It seems the BBC – to which we pay a licence fee for its unique output and should, apparently, defend without hesitation – is making a new show about “hardworking people”.
That set of workers so beloved by Tories and Labour alike – but as yet undefined – will be, er, celebrated in their own show – Britain’s Hardest Grafter.
The reality television show will see ambitious workers who earn less than £15,500 a year battle it out to win a cash prize.
The cash prize is, apparently, £15,000. Is that enough to satisfy the aspirations of people living on low incomes? Obviously, you and I know it means a lifetime supply of cheesy chips and owning a telly that would look too big in Wembley Stadium.
It is, of course, “aspirational” television and will try its hardest to appear positive while pumping out more poverty porn. The posters read “Britain’s Hardest Worker” but I’d not be surprised if, behind the scenes, it’s called Ex-Worker Factor or That Povo’s Got Talent.
I admit I thought it was a spoof at first. I expected to see it on a satirical news website but, no, the BBC is seeking 25 hardworking people to take part. Twenty five seems a high figure for a nation so overwhelmed by spongers and skivers.
A jobs website contacted the production company. Twenty Twenty told them: ““In each episode, people will be put to the test in a series of challenges and tasks. At the end of each episode, those who have produced the least will be eliminated and by the end of the process, just one worker will remain.

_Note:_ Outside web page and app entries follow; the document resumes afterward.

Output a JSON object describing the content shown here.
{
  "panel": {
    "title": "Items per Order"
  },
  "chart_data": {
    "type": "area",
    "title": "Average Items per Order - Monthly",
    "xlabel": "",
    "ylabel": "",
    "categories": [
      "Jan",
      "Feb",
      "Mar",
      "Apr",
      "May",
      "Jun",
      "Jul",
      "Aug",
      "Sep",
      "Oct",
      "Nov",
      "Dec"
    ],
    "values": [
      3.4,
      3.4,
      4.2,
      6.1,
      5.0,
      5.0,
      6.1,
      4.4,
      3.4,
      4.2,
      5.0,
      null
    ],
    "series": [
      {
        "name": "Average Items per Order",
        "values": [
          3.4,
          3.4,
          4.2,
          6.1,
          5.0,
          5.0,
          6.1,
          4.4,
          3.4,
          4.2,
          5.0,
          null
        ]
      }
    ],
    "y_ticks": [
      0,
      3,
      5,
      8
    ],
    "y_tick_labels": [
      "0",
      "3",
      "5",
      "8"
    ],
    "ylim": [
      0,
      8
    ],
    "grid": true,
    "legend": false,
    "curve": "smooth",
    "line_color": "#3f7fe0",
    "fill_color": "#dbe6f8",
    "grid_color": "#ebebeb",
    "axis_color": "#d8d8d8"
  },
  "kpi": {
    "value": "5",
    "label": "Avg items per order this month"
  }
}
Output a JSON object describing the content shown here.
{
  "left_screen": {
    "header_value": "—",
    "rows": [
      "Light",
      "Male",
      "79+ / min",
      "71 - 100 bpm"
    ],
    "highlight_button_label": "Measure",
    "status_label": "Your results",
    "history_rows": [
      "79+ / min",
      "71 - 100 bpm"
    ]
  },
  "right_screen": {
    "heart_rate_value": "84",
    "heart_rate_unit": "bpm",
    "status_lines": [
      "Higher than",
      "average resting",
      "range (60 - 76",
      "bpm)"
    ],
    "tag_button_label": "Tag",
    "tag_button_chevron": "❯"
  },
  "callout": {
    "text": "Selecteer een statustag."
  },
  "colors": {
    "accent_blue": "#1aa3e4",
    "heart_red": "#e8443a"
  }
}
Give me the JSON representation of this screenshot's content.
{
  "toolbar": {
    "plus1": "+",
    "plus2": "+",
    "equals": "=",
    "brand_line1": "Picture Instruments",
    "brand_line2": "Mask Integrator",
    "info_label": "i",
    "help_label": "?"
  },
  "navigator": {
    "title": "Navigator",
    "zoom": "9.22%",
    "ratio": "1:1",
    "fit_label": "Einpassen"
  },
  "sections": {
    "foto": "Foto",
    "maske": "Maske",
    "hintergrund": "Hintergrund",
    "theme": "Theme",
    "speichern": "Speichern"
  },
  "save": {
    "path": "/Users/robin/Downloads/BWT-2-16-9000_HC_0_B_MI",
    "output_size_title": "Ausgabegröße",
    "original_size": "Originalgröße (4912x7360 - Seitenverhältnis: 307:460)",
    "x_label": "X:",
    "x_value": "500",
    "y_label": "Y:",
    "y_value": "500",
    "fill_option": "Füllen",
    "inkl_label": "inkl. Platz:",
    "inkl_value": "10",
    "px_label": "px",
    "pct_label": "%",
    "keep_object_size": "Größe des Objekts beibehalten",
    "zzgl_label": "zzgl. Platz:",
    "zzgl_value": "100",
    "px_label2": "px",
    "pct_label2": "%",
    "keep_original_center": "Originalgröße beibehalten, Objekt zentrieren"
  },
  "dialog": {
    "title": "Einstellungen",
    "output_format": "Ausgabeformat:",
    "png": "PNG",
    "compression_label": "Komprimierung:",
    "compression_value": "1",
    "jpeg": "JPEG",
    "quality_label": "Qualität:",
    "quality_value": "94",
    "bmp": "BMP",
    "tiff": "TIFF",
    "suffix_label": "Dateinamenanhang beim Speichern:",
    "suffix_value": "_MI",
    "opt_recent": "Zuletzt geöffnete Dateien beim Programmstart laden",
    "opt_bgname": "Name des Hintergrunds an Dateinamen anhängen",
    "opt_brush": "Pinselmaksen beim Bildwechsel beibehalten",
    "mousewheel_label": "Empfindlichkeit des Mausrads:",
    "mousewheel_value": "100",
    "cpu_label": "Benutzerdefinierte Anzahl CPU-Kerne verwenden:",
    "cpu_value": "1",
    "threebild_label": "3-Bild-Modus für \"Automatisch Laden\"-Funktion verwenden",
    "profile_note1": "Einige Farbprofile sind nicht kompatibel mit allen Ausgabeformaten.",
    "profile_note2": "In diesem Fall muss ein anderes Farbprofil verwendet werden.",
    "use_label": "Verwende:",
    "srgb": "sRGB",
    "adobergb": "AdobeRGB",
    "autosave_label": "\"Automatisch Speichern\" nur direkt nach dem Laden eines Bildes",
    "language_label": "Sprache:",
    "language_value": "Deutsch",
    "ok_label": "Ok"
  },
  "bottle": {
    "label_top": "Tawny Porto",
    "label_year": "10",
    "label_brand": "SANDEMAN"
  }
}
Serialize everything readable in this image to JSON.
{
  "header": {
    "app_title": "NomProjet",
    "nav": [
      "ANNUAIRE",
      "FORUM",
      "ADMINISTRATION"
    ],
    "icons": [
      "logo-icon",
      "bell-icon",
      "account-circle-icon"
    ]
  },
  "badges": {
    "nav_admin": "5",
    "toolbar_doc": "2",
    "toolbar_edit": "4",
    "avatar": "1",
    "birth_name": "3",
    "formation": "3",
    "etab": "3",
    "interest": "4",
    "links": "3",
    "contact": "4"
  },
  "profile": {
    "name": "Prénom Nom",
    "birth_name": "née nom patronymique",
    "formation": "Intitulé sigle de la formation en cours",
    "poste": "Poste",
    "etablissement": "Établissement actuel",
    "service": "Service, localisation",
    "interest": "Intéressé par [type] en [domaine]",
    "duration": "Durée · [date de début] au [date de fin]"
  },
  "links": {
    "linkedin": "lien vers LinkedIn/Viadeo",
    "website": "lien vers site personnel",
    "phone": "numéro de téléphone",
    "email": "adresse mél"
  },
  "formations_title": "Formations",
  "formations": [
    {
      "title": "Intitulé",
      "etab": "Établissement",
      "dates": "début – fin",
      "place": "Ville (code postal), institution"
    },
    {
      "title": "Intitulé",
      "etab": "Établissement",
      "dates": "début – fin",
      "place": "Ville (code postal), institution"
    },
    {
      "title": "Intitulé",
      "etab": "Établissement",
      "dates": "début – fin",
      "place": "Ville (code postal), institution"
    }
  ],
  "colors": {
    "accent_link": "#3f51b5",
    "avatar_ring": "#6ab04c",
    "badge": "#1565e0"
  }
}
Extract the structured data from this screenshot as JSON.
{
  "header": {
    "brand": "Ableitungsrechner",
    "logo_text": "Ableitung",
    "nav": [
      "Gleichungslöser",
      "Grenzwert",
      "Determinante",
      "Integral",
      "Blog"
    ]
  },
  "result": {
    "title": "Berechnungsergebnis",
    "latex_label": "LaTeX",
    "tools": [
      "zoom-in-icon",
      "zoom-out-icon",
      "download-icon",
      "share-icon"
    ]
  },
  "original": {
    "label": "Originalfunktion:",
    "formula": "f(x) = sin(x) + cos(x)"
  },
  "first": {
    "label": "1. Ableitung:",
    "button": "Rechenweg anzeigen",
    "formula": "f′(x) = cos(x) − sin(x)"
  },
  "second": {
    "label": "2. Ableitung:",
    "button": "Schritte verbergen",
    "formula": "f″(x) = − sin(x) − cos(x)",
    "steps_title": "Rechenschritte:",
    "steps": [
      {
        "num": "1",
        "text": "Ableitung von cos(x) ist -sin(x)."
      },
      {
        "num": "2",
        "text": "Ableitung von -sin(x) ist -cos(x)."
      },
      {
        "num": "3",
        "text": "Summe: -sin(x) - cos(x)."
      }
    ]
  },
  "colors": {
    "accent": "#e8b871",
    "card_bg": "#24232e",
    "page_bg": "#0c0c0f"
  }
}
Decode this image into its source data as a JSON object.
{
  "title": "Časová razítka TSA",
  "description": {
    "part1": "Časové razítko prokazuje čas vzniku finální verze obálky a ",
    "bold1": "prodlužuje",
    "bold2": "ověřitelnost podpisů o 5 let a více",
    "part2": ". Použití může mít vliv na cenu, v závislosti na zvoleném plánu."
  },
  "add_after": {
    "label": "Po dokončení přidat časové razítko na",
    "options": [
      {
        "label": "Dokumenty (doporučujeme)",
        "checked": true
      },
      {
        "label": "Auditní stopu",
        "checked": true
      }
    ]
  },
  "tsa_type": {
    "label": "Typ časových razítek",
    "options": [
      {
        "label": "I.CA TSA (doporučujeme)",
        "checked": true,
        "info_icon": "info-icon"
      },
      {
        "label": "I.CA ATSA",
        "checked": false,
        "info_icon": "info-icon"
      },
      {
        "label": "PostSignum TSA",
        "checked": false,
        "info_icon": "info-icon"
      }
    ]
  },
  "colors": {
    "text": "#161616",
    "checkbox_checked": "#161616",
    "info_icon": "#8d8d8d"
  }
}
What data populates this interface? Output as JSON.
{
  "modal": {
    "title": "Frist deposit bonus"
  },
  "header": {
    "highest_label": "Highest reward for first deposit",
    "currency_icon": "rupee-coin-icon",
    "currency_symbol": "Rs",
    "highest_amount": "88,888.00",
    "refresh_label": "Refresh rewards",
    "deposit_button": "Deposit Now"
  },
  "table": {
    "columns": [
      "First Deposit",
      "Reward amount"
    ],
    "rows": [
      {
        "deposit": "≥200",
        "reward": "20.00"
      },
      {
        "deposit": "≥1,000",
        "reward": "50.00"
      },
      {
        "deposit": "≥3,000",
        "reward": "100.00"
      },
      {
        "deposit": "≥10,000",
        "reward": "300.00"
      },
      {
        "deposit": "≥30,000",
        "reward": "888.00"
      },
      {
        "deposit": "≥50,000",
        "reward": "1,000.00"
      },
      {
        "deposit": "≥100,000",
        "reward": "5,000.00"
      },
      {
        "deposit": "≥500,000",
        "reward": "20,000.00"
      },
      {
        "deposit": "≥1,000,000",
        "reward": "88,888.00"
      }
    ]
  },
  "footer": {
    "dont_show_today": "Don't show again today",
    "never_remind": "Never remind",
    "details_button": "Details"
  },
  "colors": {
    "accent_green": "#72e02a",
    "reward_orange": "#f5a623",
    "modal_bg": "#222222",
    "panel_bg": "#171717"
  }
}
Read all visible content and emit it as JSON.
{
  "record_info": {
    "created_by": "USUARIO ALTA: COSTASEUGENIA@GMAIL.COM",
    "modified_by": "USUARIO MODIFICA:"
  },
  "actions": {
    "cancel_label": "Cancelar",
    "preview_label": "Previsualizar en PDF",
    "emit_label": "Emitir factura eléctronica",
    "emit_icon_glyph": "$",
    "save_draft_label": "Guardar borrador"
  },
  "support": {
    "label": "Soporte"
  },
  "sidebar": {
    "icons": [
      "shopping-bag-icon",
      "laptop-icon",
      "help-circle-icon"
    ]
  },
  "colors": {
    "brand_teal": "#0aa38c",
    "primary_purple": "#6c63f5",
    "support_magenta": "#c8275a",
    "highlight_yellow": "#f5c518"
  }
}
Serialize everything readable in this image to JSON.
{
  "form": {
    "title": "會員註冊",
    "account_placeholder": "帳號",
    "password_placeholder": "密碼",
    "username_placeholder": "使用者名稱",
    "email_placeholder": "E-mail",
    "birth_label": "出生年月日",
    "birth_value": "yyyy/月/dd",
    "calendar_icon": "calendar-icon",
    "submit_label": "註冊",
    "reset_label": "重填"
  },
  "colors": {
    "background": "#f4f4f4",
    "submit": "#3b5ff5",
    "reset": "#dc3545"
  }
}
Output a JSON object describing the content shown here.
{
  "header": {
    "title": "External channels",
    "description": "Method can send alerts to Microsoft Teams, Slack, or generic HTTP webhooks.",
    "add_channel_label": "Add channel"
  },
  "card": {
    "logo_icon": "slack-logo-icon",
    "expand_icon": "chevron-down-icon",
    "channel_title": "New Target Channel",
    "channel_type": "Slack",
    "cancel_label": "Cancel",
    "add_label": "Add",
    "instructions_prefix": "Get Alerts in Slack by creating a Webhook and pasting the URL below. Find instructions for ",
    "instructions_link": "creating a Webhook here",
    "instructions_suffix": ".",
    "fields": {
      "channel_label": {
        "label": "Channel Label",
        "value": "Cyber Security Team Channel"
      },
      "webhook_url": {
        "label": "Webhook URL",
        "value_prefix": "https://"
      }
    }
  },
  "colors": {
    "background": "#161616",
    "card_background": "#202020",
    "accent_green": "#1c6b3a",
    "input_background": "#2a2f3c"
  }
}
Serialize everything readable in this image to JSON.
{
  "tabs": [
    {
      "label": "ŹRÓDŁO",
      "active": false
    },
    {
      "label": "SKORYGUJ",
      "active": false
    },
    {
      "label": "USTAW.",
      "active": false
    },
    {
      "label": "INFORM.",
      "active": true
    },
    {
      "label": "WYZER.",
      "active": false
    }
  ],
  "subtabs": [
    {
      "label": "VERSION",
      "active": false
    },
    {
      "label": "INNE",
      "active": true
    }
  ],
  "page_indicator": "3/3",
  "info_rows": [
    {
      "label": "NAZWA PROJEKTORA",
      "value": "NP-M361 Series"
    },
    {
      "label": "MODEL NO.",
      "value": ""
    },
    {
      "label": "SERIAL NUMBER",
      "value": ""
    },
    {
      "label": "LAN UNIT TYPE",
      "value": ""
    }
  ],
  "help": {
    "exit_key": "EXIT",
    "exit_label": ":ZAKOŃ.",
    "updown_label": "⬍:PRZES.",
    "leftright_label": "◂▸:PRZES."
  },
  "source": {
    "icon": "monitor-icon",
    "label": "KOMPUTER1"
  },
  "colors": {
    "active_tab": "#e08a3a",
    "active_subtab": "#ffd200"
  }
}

The winner will receive in the region of £15,000 which is a year’s living wage (outside of London).”
This show’s sickening format is revealed at the same time Tories and Labour agree to lower the benefit cap – thus blaming workers for earning low wages and being in need of help.
It’s part of a wider narrative consistently letting low paying bosses off the hook and justifying a cut in social security. It’s another way in which we can be blamed for having too much month at the end of our money.
And it’s being considered as a genuine show by the BBC to whom we’ll pay £145.50 a year to watch young people compete for one year’s worth of a crap income.
Perhaps I can aspire by offering some other reality TV ideas to the BBC …
- I’m Living On The Street Get Me Out of Here
- Empty Kitchen
- So You Think You Can Put The Heating On
- The Voiceless UK
- Pop Idle
- Povs Win Prizes
Oh, they’re doing that last one …
As workers we’re expected to constantly prove our worth. We have to prove we are hard grafters, hard-working families, aspirational, ambitious. We have to prove we are willing to work really, really hard to make a profit for other people while being simultaneously grateful for low pay, short-term contracts, zero hours agreements – and, increasingly, the chance of being humiliated on telly.
Karl Marx said: “… bourgeois society ought long ago to have gone to the dogs through sheer idleness for those of its members who work acquire nothing, and those who acquire anything do not work.” And he was right.
Our desire to want to avoid mundane work is not a sin. Not wanting to demean ourselves for a pittance while our bosses get rich is not peculiar. Wanting fair pay for our work is sane. And defining ourselves as human beings first not workers is real aspiration.
So, I say stuff aspiring to be Britain’s Hardest Grafter and embrace idleness – just don’t watch the BBC’s offensive offering on telly while you’re doing it.